I continue working on ways to end this unnecessary state shutdown. I also have remained engaged with local citizens to discuss budget matters and a lot of folks are wondering how we got where we are today. There is no simple answer, but I want to pass along a series of questions and answers that provide some background on our state's tax structure and budget process.
I hope the information below is helpful and look forward to your continued correspondence.
The top 10 percent of MN households pay what percent of individual income taxes?
E. 56 percent. Taxpayers in the top 10 percent of households pay 56 percent of the individual income tax. The top 5 percent pays 43 percent of the income tax, and 23 percent of adults paid no Minnesota income taxes at all. (2011 MN Tax Incidence Study & MN Dept of Revenue)
What is Minnesota’s ranking among the 50 states in terms of the best place to retire for tax purposes?
D. 49th. Only the state of Vermont ranks worse than Minnesota in terms of which state is the best to retire in for tax purposes. (Advisor One: www.advisorone.com/article/top-10-worst-tax-states-retirees?page=0,2&t=wirehouses&)
Maryland raised taxes on “millionaires” in 2008 to 6.25 percent. How much additional tax revenues (percentage increase) were received in the first year of this new law?
D. None of above
D. None of the above. Maryland state income taxes FELL by 22 percent and the number of “millionaire” tax returns fell by 30 percent. Maryland lost $1 billion of its net tax base in 2008 by residents moving to other states. The new top tax rate in Maryland is actually lower than Minnesota’s current highest individual income tax rate (currently 7.85 percent). (Source: WSJ, May 27, 2009 “Millionaires Go Missing,”)
What is Minnesota’s ranking among states in terms of the best place for entrepreneurs and small businesses?
E. 50th. Only the District of Columbia (ranked 51st) is worse. The Small Business & Entrepreneurship Council 2011 Business Tax Index pulls together 18 different tax measures to compile the state rankings for the best places for entrepreneurship and small businesses. South Dakota is No. 1. (www.sbecouncil.org/businesstaxindex2011/report.pdf)
What was the difference in spending between the last state budget and projected 2012-13 spending?
A. $2 billion
B. $4 billion
C. $6 billion
D. $7 billion
E. $9 billion
E. $9 billion. State spending in the last budget, not including one-time federal stimulus dollars and the education shift, was $30 billion.
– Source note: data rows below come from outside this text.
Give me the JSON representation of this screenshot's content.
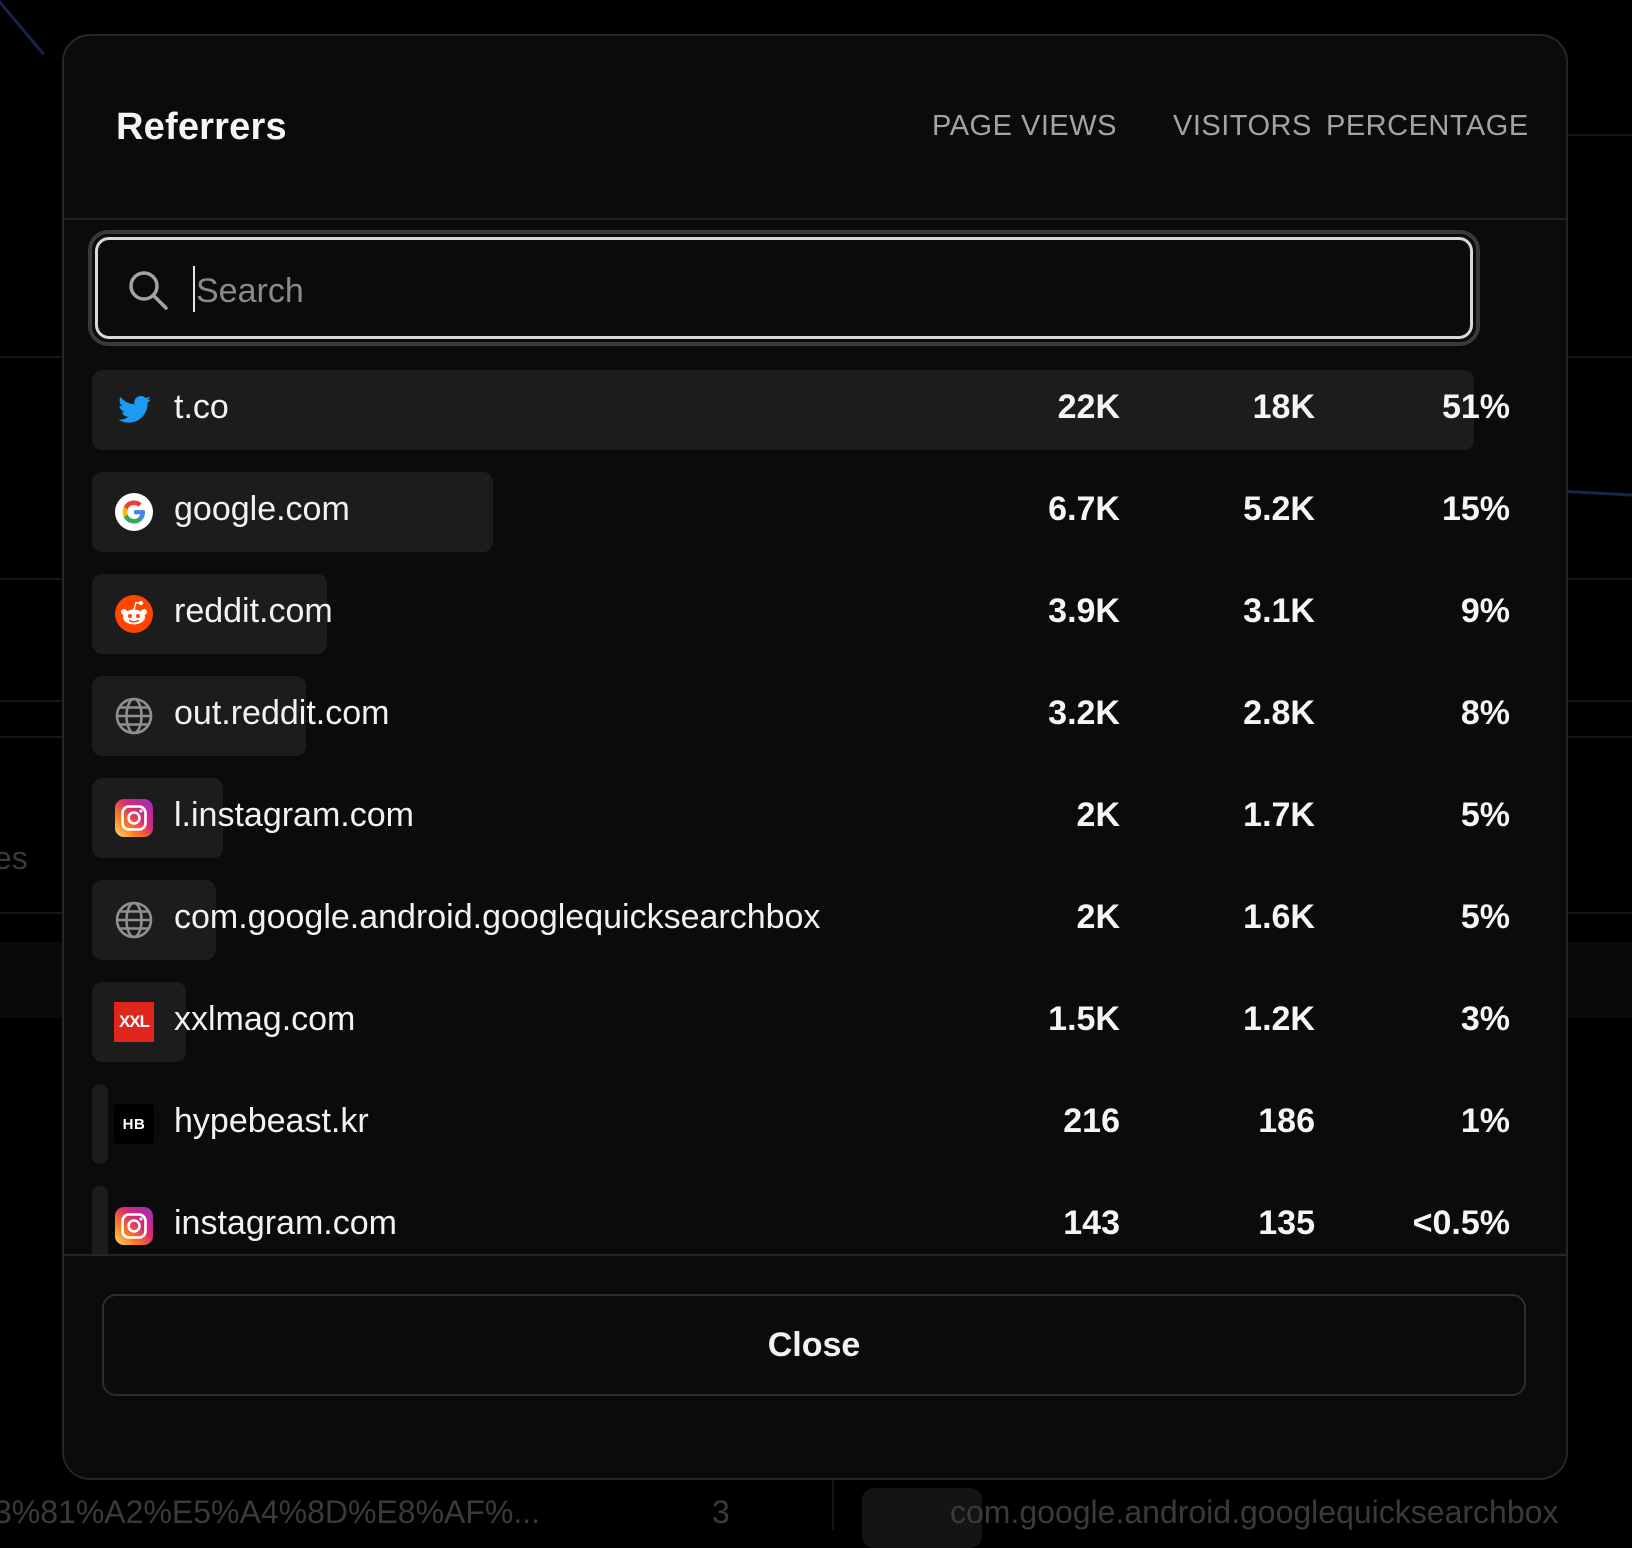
{
  "modal": {
    "title": "Referrers",
    "columns": {
      "page_views": "PAGE VIEWS",
      "visitors": "VISITORS",
      "percentage": "PERCENTAGE"
    },
    "search": {
      "placeholder": "Search",
      "value": ""
    },
    "rows": [
      {
        "name": "t.co",
        "icon": "twitter-icon",
        "page_views": "22K",
        "visitors": "18K",
        "percentage": "51%",
        "share": 1.0
      },
      {
        "name": "google.com",
        "icon": "google-icon",
        "page_views": "6.7K",
        "visitors": "5.2K",
        "percentage": "15%",
        "share": 0.29
      },
      {
        "name": "reddit.com",
        "icon": "reddit-icon",
        "page_views": "3.9K",
        "visitors": "3.1K",
        "percentage": "9%",
        "share": 0.17
      },
      {
        "name": "out.reddit.com",
        "icon": "globe-icon",
        "page_views": "3.2K",
        "visitors": "2.8K",
        "percentage": "8%",
        "share": 0.155
      },
      {
        "name": "l.instagram.com",
        "icon": "instagram-icon",
        "page_views": "2K",
        "visitors": "1.7K",
        "percentage": "5%",
        "share": 0.095
      },
      {
        "name": "com.google.android.googlequicksearchbox",
        "icon": "globe-icon",
        "page_views": "2K",
        "visitors": "1.6K",
        "percentage": "5%",
        "share": 0.09
      },
      {
        "name": "xxlmag.com",
        "icon": "xxl-icon",
        "page_views": "1.5K",
        "visitors": "1.2K",
        "percentage": "3%",
        "share": 0.068
      },
      {
        "name": "hypebeast.kr",
        "icon": "hypebeast-icon",
        "page_views": "216",
        "visitors": "186",
        "percentage": "1%",
        "share": 0.01
      },
      {
        "name": "instagram.com",
        "icon": "instagram-icon",
        "page_views": "143",
        "visitors": "135",
        "percentage": "<0.5%",
        "share": 0.007
      }
    ],
    "close_label": "Close"
  },
  "background": {
    "bottom_left_text": "3%81%A2%E5%A4%8D%E8%AF%...",
    "bottom_mid_text": "3",
    "bottom_right_text": "com.google.android.googlequicksearchbox",
    "left_fragment": "es"
  }
}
Projected or “autopilot” spending for fiscal year 2012-13 was forecasted to be $39 billion.
TRUE OR FALSE:
The 2011 Republican-controlled Legislature passed a 2012-2013 budget that cuts state spending.
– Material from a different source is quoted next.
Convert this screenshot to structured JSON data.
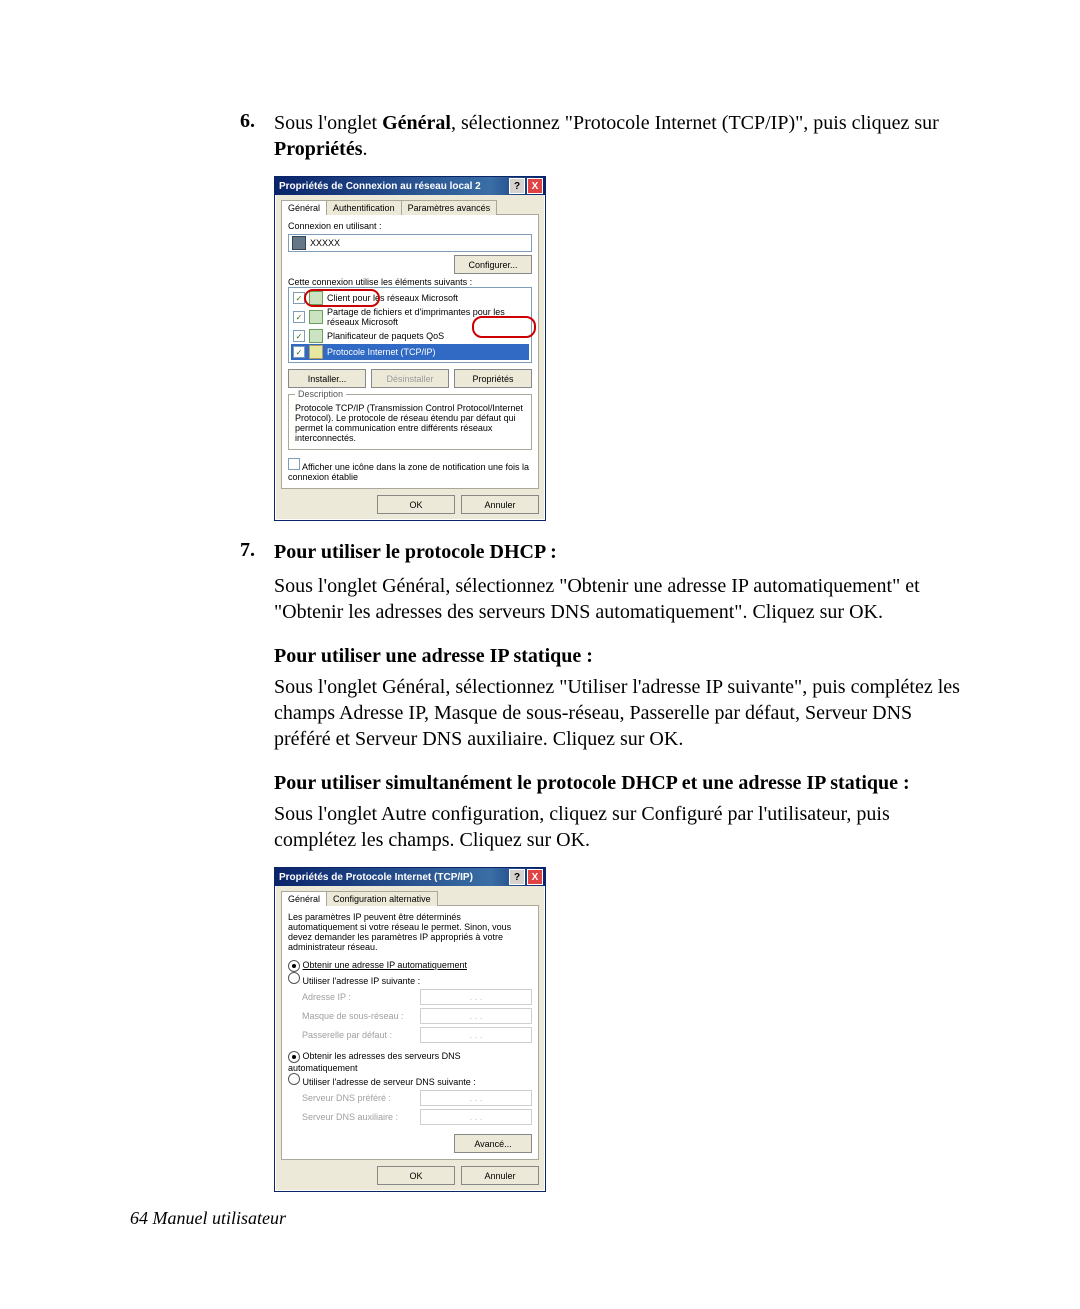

FALSE. The 2012-13 budget as passed was about $34 billion, the largest state spending in history, up 6 percent (compared with stimulus spending/12 percent without) over 2010-11.
TRUE OR FALSE:
K-12 public school funding was reduced dramatically under the Republican Legislature’s education bill crafted this year.
FALSE. Funding for schools was increased by more than a half-billion dollars to improve early reading and equity in school funding across the state, while reducing state mandates. The education budget is and remains the single largest investment in Minnesota’s budget. Gov. Dayton vetoed it.
TRUE OR FALSE:
Spending on Health & Human Services was cut by the Republican Legislature.
FALSE. Republicans proposed an increase in Health and Human Services spending of $650 million, including increases for nursing homes and patient-centered reforms. HHS is the second-largest portion of Minnesota general fund budget, but Gov. Dayton vetoed it.
TRUE OR FALSE:
The Minnesota Legislature can (and should) get back to the state Capitol and work to pass the bills now to get the state running again.
FALSE. Legislators cannot call themselves into session. Most are working toward a resolution and are requesting that Gov. Dayton, who vetoed the budget bills after the session was required to adjourn, call us back to pass either a short-term funding bill to continue operations or a complete two-year budget. Under law, the Legislature cannot pass bills until Jan. 2012, but Gov. Dayton refuses to call a special session for a “lights-on” bill. Each passing week of Gov. Dayton’s shutdown will unnecessarily keep thousands of Minnesotans unemployed, and cost taxpayers and businesses millions of dollars